**Input data**:
===============
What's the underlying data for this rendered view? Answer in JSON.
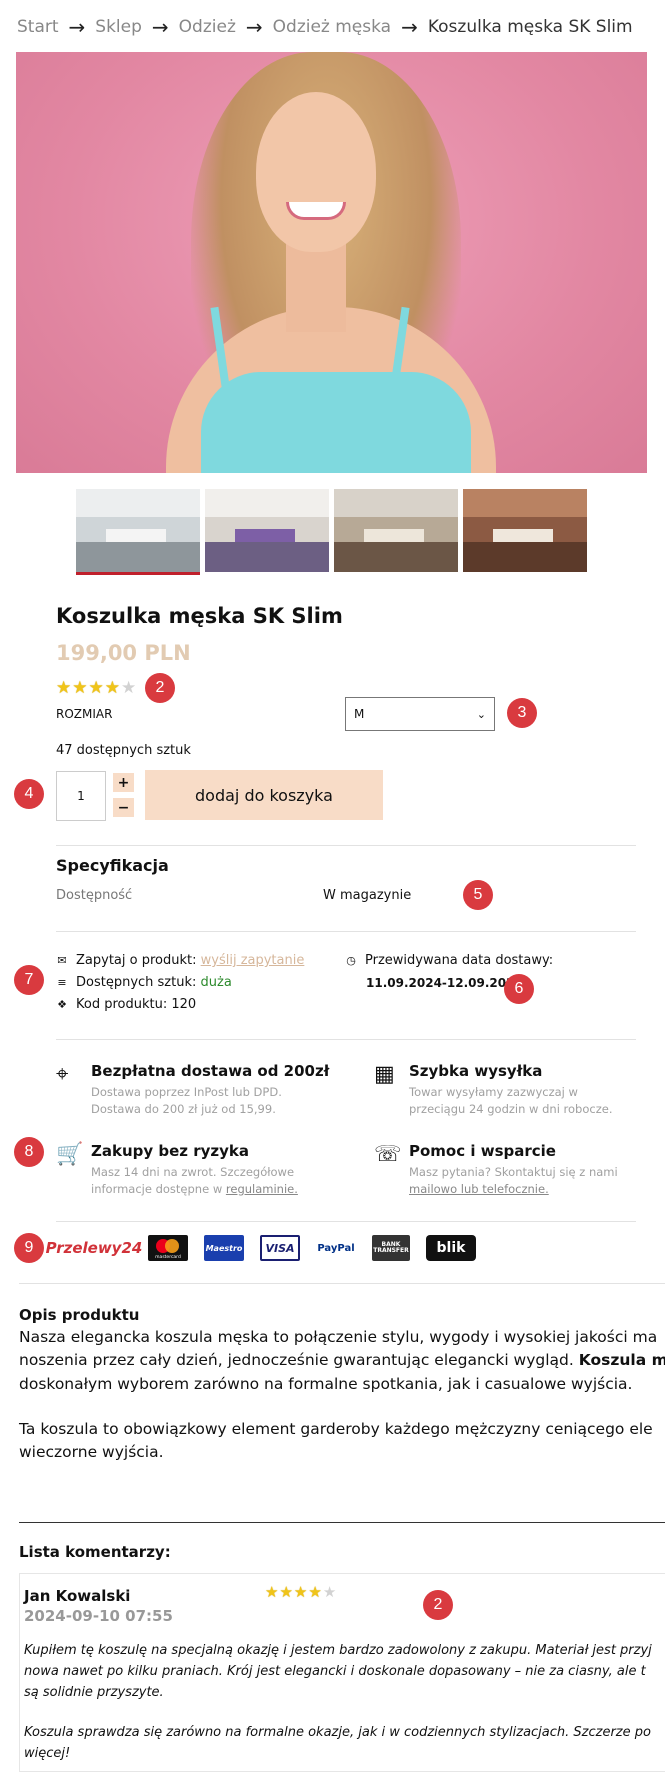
{
  "breadcrumb": {
    "items": [
      "Start",
      "Sklep",
      "Odzież",
      "Odzież męska"
    ],
    "current": "Koszulka męska SK Slim",
    "separator": "→"
  },
  "product": {
    "title": "Koszulka męska SK Slim",
    "price": "199,00 PLN",
    "rating": 4,
    "rating_max": 5,
    "size_label": "ROZMIAR",
    "size_value": "M",
    "stock_text": "47 dostępnych sztuk",
    "quantity": "1",
    "qty_plus": "+",
    "qty_minus": "−",
    "add_to_cart": "dodaj do koszyka"
  },
  "spec": {
    "title": "Specyfikacja",
    "key": "Dostępność",
    "value": "W magazynie"
  },
  "info": {
    "ask_label": "Zapytaj o produkt:",
    "ask_link": "wyślij zapytanie",
    "available_label": "Dostępnych sztuk:",
    "available_value": "duża",
    "code": "Kod produktu: 120",
    "delivery_label": "Przewidywana data dostawy:",
    "delivery_date": "11.09.2024-12.09.2024"
  },
  "features": [
    {
      "title": "Bezpłatna dostawa od 200zł",
      "desc": "Dostawa poprzez InPost lub DPD. Dostawa do 200 zł już od 15,99."
    },
    {
      "title": "Szybka wysyłka",
      "desc": "Towar wysyłamy zazwyczaj w przeciągu 24 godzin w dni robocze."
    },
    {
      "title": "Zakupy bez ryzyka",
      "desc": "Masz 14 dni na zwrot. Szczegółowe informacje dostępne w",
      "link": "regulaminie."
    },
    {
      "title": "Pomoc i wsparcie",
      "desc": "Masz pytania? Skontaktuj się z nami",
      "link": "mailowo lub telefocznie."
    }
  ],
  "payments": {
    "przelewy": "Przelewy24",
    "mastercard": "mastercard",
    "maestro": "Maestro",
    "visa": "VISA",
    "paypal": "PayPal",
    "bank": "BANK TRANSFER",
    "blik": "blik"
  },
  "description": {
    "title": "Opis produktu",
    "p1_line1": "Nasza elegancka koszula męska to połączenie stylu, wygody i wysokiej jakości ma",
    "p1_line2a": "noszenia przez cały dzień, jednocześnie gwarantując elegancki wygląd. ",
    "p1_line2b": "Koszula m",
    "p1_line3": "doskonałym wyborem zarówno na formalne spotkania, jak i casualowe wyjścia.",
    "p2_line1": "Ta koszula to obowiązkowy element garderoby każdego mężczyzny ceniącego ele",
    "p2_line2": "wieczorne wyjścia."
  },
  "comments": {
    "title": "Lista komentarzy:",
    "author": "Jan Kowalski",
    "date": "2024-09-10 07:55",
    "rating": 4,
    "line1": "Kupiłem tę koszulę na specjalną okazję i jestem bardzo zadowolony z zakupu. Materiał jest przyj",
    "line2": "nowa nawet po kilku praniach. Krój jest elegancki i doskonale dopasowany – nie za ciasny, ale t",
    "line3": "są solidnie przyszyte.",
    "line4": "Koszula sprawdza się zarówno na formalne okazje, jak i w codziennych stylizacjach. Szczerze po",
    "line5": "więcej!"
  },
  "badges": {
    "rating": "2",
    "size": "3",
    "quantity": "4",
    "availability": "5",
    "delivery": "6",
    "info": "7",
    "features": "8",
    "payments": "9",
    "comment_rating": "2"
  },
  "colors": {
    "accent_red": "#d93a3f",
    "price": "#e2cbb2",
    "button_bg": "#f8dcc7",
    "star": "#f0c419"
  }
}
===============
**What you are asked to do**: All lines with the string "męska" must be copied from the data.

**Expected answer**:
      "Odzież męska"
    "current": "Koszulka męska SK Slim",
    "title": "Koszulka męska SK Slim",
    "p1_line1": "Nasza elegancka koszula męska to połączenie stylu, wygody i wysokiej jakości ma",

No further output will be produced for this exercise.